Jasmine Bailey graduated from Colgate in 2005 and the University of Virginia MFA program in 2010. There, she worked as poetry editor for the semi-annual literary journal, Meridian . Her chapbook of poems, Sleep and What Precedes It , won the Longleaf Press 2009 Chapbook Prize and her book-length collection of poetry, Alexandria , will be published by Carnegie Mellon. Her poems have appeared or are forthcoming in the minnesota review , Poet Lore , 32 Poems , The Carolina Quarterly , The Portland Review , and the Birmingham Poetry Review , among others.
Marjorie Celona studied writing at the University of Victoria and the Iowa Writers’ Workshop, where she was an Iowa Arts Fellow and recipient of the Ailene Barger Barnes Prize for Excellence in the Short Story. Her stories have appeared in The Best American Nonrequired Reading (2008), Glimmer Train , Crazyhorse , Best Canadian Stories (2007, 2010, 2012), The Fiddlehead , Indiana Review , and elsewhere. In May, she will be writer-in-residence at Hawthornden Castle in Scotland, where she plans to finish her novel.
Sarah Beth Childers
Sarah finds much of her writing inspiration in the creeks, hills, and train tracks around where she grew up in Huntington, West Virginia. She has a bachelor of arts in history from Marshall University and a master of fine arts in creative nonfiction from West Virginia University. She has taught writing at West Virginia University and medieval literature and history at Duke University’s Talent Identification Program. Her work has appeared in SNReview and Paddlefish , and her short story “Red Ribbon” was nominated for a Pushcart Prize in 2009
Anthony Eleftherion’s stories have appeared in the Madison Review and Epoch . He holds a bachelor’s degree in philosophy from Rutgers University and a master of fine arts degree from the Iowa Writers’ Workshop, where he was a Maytag fellow.
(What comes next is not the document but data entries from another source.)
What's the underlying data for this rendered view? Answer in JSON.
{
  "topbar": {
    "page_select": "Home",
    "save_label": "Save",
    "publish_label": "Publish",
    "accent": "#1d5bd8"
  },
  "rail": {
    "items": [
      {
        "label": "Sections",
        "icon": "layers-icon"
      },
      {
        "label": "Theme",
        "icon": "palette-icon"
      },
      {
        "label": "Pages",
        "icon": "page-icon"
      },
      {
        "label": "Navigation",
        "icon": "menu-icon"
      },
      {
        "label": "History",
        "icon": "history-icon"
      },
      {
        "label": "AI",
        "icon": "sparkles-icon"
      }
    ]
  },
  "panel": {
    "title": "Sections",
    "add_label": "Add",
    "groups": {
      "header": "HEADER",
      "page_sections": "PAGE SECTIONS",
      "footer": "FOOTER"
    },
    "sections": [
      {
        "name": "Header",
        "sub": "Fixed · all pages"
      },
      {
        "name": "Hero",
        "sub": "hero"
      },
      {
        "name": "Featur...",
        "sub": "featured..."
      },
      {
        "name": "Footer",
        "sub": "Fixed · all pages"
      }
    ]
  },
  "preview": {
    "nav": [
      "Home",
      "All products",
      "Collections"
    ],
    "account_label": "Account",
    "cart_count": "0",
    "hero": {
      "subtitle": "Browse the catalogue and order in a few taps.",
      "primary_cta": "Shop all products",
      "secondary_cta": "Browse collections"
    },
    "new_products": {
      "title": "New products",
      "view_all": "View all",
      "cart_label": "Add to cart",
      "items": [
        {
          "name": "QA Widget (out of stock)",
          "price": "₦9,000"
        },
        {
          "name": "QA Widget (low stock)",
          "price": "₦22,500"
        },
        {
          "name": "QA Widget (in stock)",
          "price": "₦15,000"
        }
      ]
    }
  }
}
A short film he co-wrote received a student academy award, the HBO short film award, the grand jury awards at South by Southwest and Palm Springs Film Festivals, and was an official selection of the Sundance film festival. He is completing a collection of stories about Brooklyn, NY.